ASSIGNMENT. In the entries that follow, how many lines hold the string "turi"? Give only that number.

[Web page and app entries]
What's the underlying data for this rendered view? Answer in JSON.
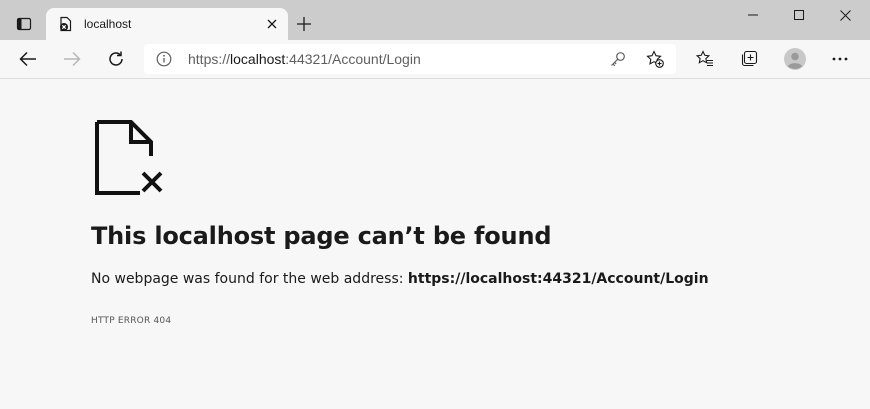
{
  "tab": {
    "title": "localhost"
  },
  "address_bar": {
    "scheme": "https://",
    "host": "localhost",
    "rest": ":44321/Account/Login"
  },
  "error_page": {
    "title": "This localhost page can’t be found",
    "description_prefix": "No webpage was found for the web address:",
    "address": "https://localhost:44321/Account/Login",
    "error_code": "HTTP ERROR 404"
  },
  "icons": {
    "tab_actions": "tab-actions-icon",
    "favicon": "page-error-icon",
    "tab_close": "close-icon",
    "new_tab": "plus-icon",
    "minimize": "minimize-icon",
    "maximize": "maximize-icon",
    "close": "close-window-icon",
    "back": "back-arrow-icon",
    "forward": "forward-arrow-icon",
    "refresh": "refresh-icon",
    "info": "info-icon",
    "key": "key-icon",
    "add_favorite": "add-favorite-icon",
    "favorites": "favorites-icon",
    "collections": "collections-icon",
    "profile": "profile-avatar-icon",
    "more": "more-icon",
    "error_document": "broken-document-icon"
  },
  "colors": {
    "titlebar": "#cccccc",
    "page_background": "#f7f7f7",
    "text": "#1a1a1a"
  }
}
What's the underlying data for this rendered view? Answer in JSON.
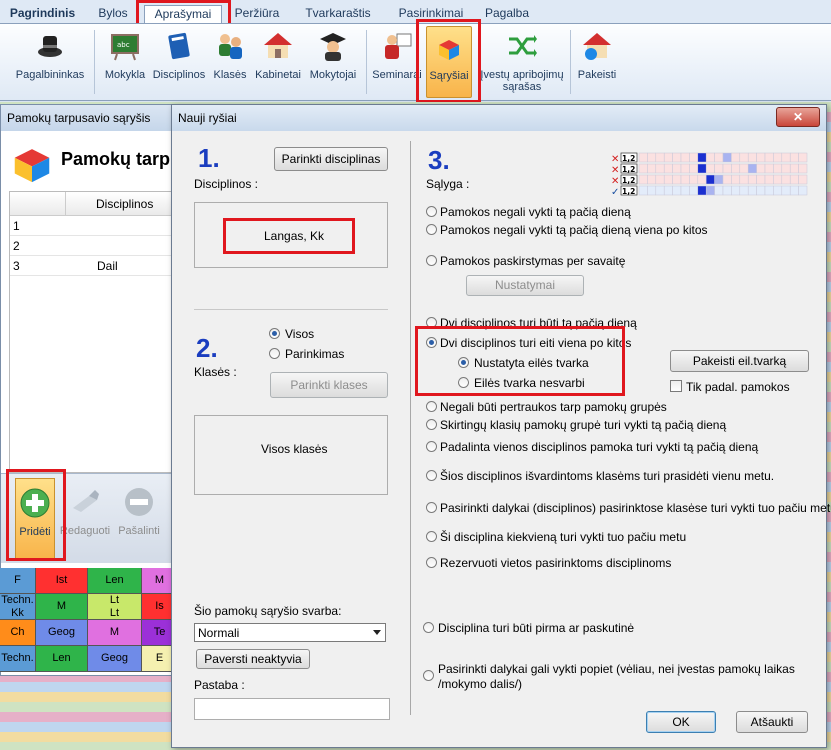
{
  "menu_tabs": [
    "Pagrindinis",
    "Bylos",
    "Aprašymai",
    "Peržiūra",
    "Tvarkaraštis",
    "Pasirinkimai",
    "Pagalba"
  ],
  "ribbon": {
    "helpers": "Pagalbininkas",
    "teachers": "Mokykla",
    "subjects": "Disciplinos",
    "classes": "Klasės",
    "rooms": "Kabinetai",
    "tutors": "Mokytojai",
    "seminars": "Seminarai",
    "relations": "Sąryšiai",
    "restrictions_line1": "Įvestų apribojimų",
    "restrictions_line2": "sąrašas",
    "changes": "Pakeisti"
  },
  "bg_window": {
    "title": "Pamokų tarpusavio sąryšis",
    "heading": "Pamokų tarpu",
    "column_header": "Disciplinos",
    "rows": [
      {
        "n": "1",
        "v": ""
      },
      {
        "n": "2",
        "v": ""
      },
      {
        "n": "3",
        "v": "Dail"
      }
    ],
    "buttons": {
      "add": "Pridėti",
      "edit": "Redaguoti",
      "remove": "Pašalinti"
    }
  },
  "timetable": [
    [
      "F",
      "Ist",
      "Len",
      "M"
    ],
    [
      "Techn.\nKk",
      "M",
      "Lt\nLt",
      "Is"
    ],
    [
      "Ch",
      "Geog",
      "M",
      "Te"
    ],
    [
      "Techn.",
      "Len",
      "Geog",
      "E"
    ]
  ],
  "dialog": {
    "title": "Nauji ryšiai",
    "close": "✕",
    "section1": {
      "number": "1.",
      "label": "Disciplinos :",
      "pick_button": "Parinkti disciplinas",
      "selected": "Langas, Kk"
    },
    "section2": {
      "number": "2.",
      "label": "Klasės :",
      "opt_all": "Visos",
      "opt_pick": "Parinkimas",
      "pick_button": "Parinkti klases",
      "selected": "Visos klasės"
    },
    "section3": {
      "number": "3.",
      "label": "Sąlyga :",
      "conditions": [
        "Pamokos negali vykti tą pačią dieną",
        "Pamokos negali vykti tą pačią dieną viena po kitos",
        "Pamokos paskirstymas per savaitę"
      ],
      "settings_button": "Nustatymai",
      "cond_same_day": "Dvi disciplinos turi būti tą pačią dieną",
      "cond_sequence": "Dvi disciplinos turi eiti viena po kitos",
      "order_fixed": "Nustatyta eilės tvarka",
      "order_any": "Eilės tvarka nesvarbi",
      "change_order_button": "Pakeisti eil.tvarką",
      "only_split": "Tik padal. pamokos",
      "more_conditions": [
        "Negali būti pertraukos tarp pamokų grupės",
        "Skirtingų klasių pamokų grupė turi vykti tą pačią dieną",
        "Padalinta vienos disciplinos pamoka turi vykti tą pačią dieną",
        "Šios disciplinos išvardintoms klasėms turi prasidėti vienu metu.",
        "Pasirinkti dalykai (disciplinos) pasirinktose klasėse turi vykti tuo pačiu metu.",
        "Ši disciplina kiekvieną turi vykti tuo pačiu metu",
        "Rezervuoti vietos pasirinktoms disciplinoms"
      ],
      "first_or_last": "Disciplina turi būti pirma ar paskutinė",
      "after_line1": "Pasirinkti dalykai gali vykti popiet (vėliau, nei įvestas pamokų laikas",
      "after_line2": "/mokymo dalis/)"
    },
    "importance_label": "Šio pamokų sąryšio svarba:",
    "importance_value": "Normali",
    "make_inactive_button": "Paversti neaktyvia",
    "note_label": "Pastaba :",
    "ok": "OK",
    "cancel": "Atšaukti"
  },
  "preview_badges": [
    "1,2",
    "1,2",
    "1,2",
    "1,2"
  ],
  "colors": {
    "accent_red": "#e0171e",
    "number_blue": "#1a3dbf",
    "selection": "#2b5ea8"
  }
}
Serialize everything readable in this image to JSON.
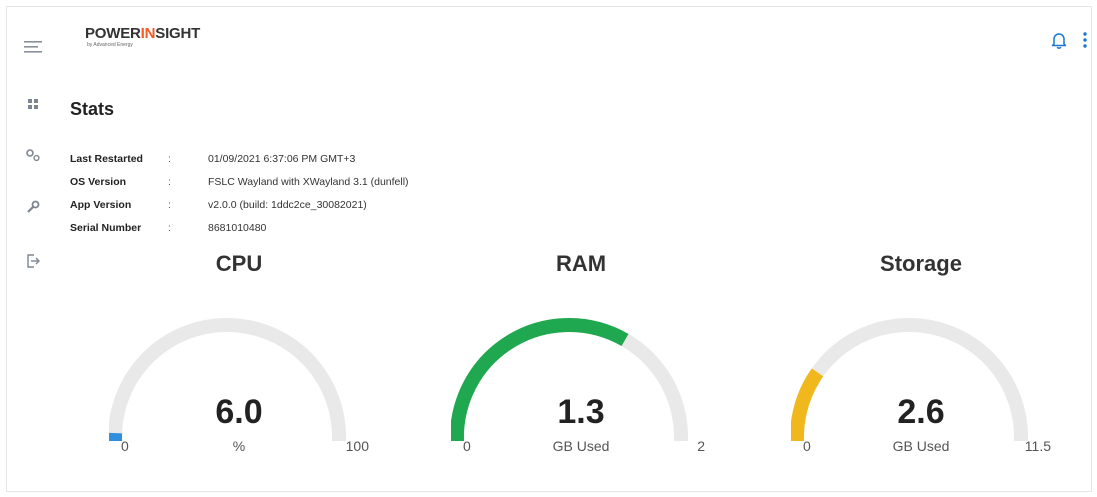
{
  "app": {
    "logo_left": "POWER",
    "logo_accent": "IN",
    "logo_right": "SIGHT",
    "logo_sub": "by Advanced Energy",
    "accent_color": "#f15a22"
  },
  "sidebar": {
    "items": [
      {
        "name": "menu",
        "icon": "hamburger-icon"
      },
      {
        "name": "dashboard",
        "icon": "grid-icon"
      },
      {
        "name": "settings",
        "icon": "gears-icon"
      },
      {
        "name": "tools",
        "icon": "wrench-icon"
      },
      {
        "name": "logout",
        "icon": "logout-icon"
      }
    ]
  },
  "header": {
    "notification_icon": "bell-icon",
    "more_icon": "more-vertical-icon",
    "icon_color": "#1976d2"
  },
  "page": {
    "title": "Stats"
  },
  "info": [
    {
      "label": "Last Restarted",
      "sep": ":",
      "value": "01/09/2021 6:37:06 PM GMT+3"
    },
    {
      "label": "OS Version",
      "sep": ":",
      "value": "FSLC Wayland with XWayland 3.1 (dunfell)"
    },
    {
      "label": "App Version",
      "sep": ":",
      "value": "v2.0.0 (build: 1ddc2ce_30082021)"
    },
    {
      "label": "Serial Number",
      "sep": ":",
      "value": "8681010480"
    }
  ],
  "gauges": [
    {
      "title": "CPU",
      "value": "6.0",
      "unit": "%",
      "min": "0",
      "max": "100",
      "fraction": 0.06,
      "color": "#2f8fdc"
    },
    {
      "title": "RAM",
      "value": "1.3",
      "unit": "GB Used",
      "min": "0",
      "max": "2",
      "fraction": 0.65,
      "color": "#1fa84f"
    },
    {
      "title": "Storage",
      "value": "2.6",
      "unit": "GB Used",
      "min": "0",
      "max": "11.5",
      "fraction": 0.226,
      "color": "#f0b81c"
    }
  ],
  "gauge_track_color": "#e9e9e9"
}
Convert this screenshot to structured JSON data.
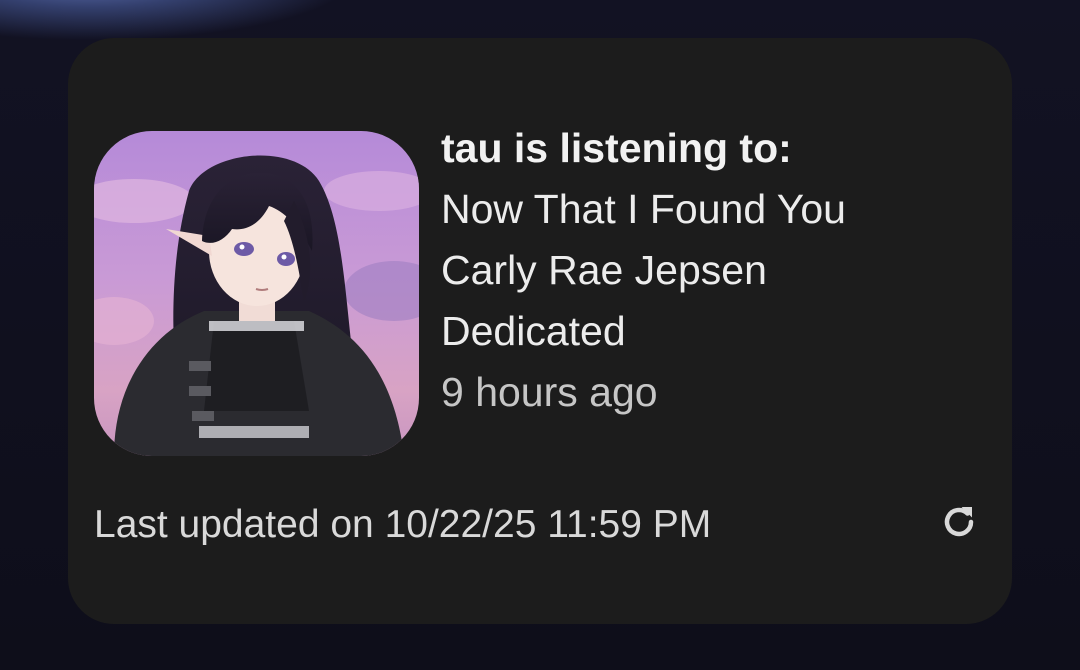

SOLUTION TO THE EXERCISE. 8